Your task
Gather every line from the entries below that includes "dispositivo".

Dataset excerpts

####################

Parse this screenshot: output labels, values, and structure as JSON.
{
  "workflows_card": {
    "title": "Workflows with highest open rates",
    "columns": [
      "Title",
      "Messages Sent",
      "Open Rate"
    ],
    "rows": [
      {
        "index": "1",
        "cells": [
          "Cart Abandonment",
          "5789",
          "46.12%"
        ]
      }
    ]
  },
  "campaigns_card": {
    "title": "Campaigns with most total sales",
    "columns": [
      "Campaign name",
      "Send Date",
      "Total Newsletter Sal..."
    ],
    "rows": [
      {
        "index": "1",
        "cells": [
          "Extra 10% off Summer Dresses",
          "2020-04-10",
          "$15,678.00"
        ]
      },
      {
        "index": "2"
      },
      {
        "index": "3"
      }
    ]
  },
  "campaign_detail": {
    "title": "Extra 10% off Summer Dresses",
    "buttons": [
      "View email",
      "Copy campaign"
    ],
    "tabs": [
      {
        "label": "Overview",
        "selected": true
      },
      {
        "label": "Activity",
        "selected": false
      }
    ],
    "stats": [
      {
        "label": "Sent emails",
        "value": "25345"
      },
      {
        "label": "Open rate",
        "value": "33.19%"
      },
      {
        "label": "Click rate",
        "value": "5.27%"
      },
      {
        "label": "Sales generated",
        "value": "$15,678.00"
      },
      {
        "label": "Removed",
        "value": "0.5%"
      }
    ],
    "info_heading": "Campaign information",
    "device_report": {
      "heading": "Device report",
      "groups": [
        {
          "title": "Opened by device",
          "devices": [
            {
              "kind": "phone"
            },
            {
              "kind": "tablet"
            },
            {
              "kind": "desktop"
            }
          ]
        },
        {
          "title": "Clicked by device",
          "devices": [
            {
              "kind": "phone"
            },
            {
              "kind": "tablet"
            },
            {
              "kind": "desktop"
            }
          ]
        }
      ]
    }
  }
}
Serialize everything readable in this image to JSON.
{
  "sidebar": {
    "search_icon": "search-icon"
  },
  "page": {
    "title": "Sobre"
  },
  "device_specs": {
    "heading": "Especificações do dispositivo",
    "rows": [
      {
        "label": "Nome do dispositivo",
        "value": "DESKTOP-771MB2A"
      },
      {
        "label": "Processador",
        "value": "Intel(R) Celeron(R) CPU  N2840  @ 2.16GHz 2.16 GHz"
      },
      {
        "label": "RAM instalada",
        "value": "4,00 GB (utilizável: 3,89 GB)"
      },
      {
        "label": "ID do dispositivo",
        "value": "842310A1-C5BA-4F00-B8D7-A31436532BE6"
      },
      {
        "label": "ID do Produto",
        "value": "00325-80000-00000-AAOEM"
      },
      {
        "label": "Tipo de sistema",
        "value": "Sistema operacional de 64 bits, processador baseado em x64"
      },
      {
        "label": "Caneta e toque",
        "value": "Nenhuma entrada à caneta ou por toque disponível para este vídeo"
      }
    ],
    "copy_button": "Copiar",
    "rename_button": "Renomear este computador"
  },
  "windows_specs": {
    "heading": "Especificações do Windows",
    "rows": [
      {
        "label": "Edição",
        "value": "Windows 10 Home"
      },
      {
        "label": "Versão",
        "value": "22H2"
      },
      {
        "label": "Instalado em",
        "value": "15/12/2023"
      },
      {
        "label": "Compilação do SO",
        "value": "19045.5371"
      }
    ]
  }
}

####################

Finished exercise
    "heading": "Especificações do dispositivo",
        "label": "Nome do dispositivo",
        "label": "ID do dispositivo",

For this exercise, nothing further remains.